By an interesting coincidence, the definition of genes, and the measurement of intelligence, both entered human civilization at about the same time. In the first decade of the 20th century, British scientist William Bateson first developed the science of genetics and the notion of a gene; and at the same time, the French psychologist and educator Alfred Binet devised the first psychological tests of intelligence.

Dating back almost to that time, scientists and other commentators have speculated about the genetics of intelligence. This speculation has taken two forms: 1) To what extent is our intelligence inherited from our parents/grandparents? 2) Can we specify the gene(s) that are responsible for/mediate our psychometric intelligence?

Experts differ greatly on the question of the heritability of intelligence. In my own work, I have always assumed that each intelligence has a heritable component but we are far from knowing the extent of heritability of each of the several intelligences.

As this article indicates, there have been many claims to have discovered the gene, or the small set of genes, that determine our psychometric intelligence. The study, emanating from several of the leading scholars in the field, sounds a skeptical note. Based on 10,000 subjects examined in three independent studies, the scholars document their failure to find a significantly positive connection between candidate genes and IQ.

Of course, many conclusions can be drawn from this negative result. I am sure that many scientists, including the authors of this report, will continue to look; and eventually, psychometric intelligence, like almost every other human trait, will turn out both to be heritable and to be linked to certain genes.

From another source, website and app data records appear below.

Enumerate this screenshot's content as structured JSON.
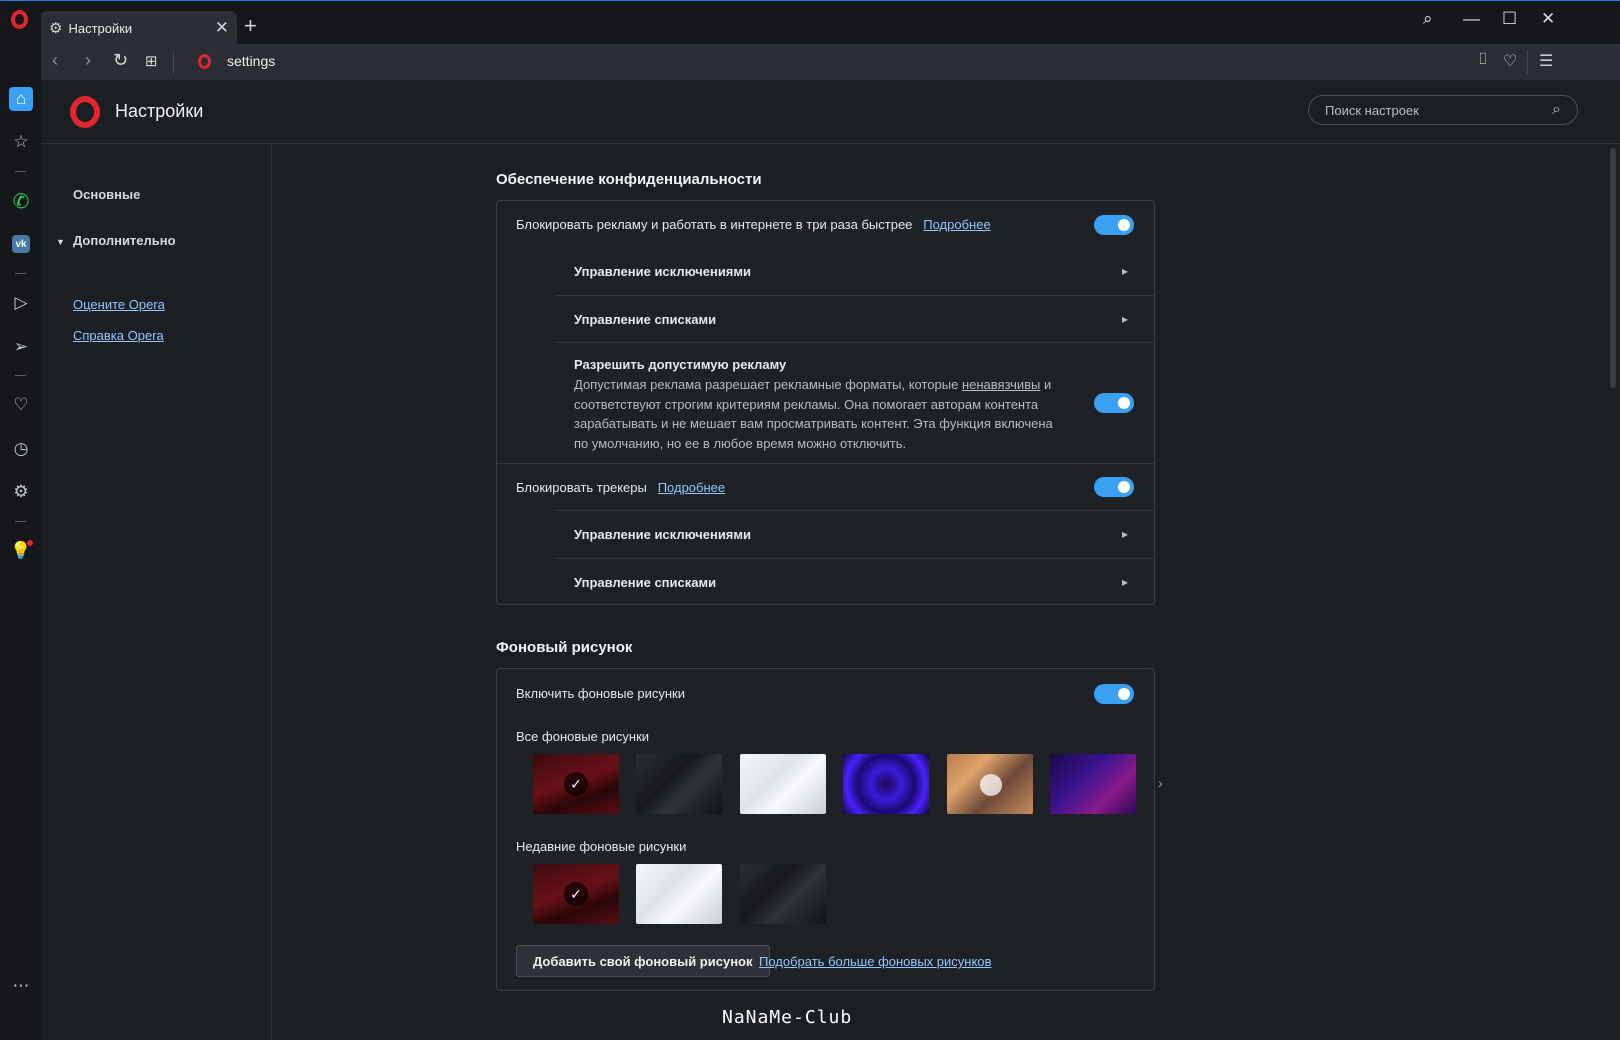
{
  "browser": {
    "tab_title": "Настройки",
    "url": "settings"
  },
  "header": {
    "title": "Настройки",
    "search_placeholder": "Поиск настроек"
  },
  "nav": {
    "basic": "Основные",
    "advanced": "Дополнительно",
    "rate_link": "Оцените Opera",
    "help_link": "Справка Opera"
  },
  "privacy": {
    "title": "Обеспечение конфиденциальности",
    "block_ads_label": "Блокировать рекламу и работать в интернете в три раза быстрее",
    "more_link": "Подробнее",
    "block_ads_enabled": true,
    "manage_exceptions": "Управление исключениями",
    "manage_lists": "Управление списками",
    "acceptable_ads_title": "Разрешить допустимую рекламу",
    "acceptable_ads_desc_1": "Допустимая реклама разрешает рекламные форматы, которые ",
    "acceptable_ads_desc_link": "ненавязчивы",
    "acceptable_ads_desc_2": " и соответствуют строгим критериям рекламы. Она помогает авторам контента зарабатывать и не мешает вам просматривать контент. Эта функция включена по умолчанию, но ее в любое время можно отключить.",
    "acceptable_ads_enabled": true,
    "block_trackers_label": "Блокировать трекеры",
    "block_trackers_enabled": true
  },
  "wallpapers": {
    "title": "Фоновый рисунок",
    "enable_label": "Включить фоновые рисунки",
    "enabled": true,
    "all_label": "Все фоновые рисунки",
    "recent_label": "Недавние фоновые рисунки",
    "add_button": "Добавить свой фоновый рисунок",
    "more_link": "Подобрать больше фоновых рисунков"
  },
  "watermark": "NaNaMe-Club",
  "colors": {
    "accent": "#3aa0f3",
    "opera_red": "#e0262f",
    "background": "#1b1e22"
  }
}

My own view is that we are more likely to find the genetic bases for various components of the several intelligences; and that the extent to which, and the ways in which, those genetic potentials are expressed will depend heavily on the norms and models in the ambient culture.

To read the study in its entirety click here.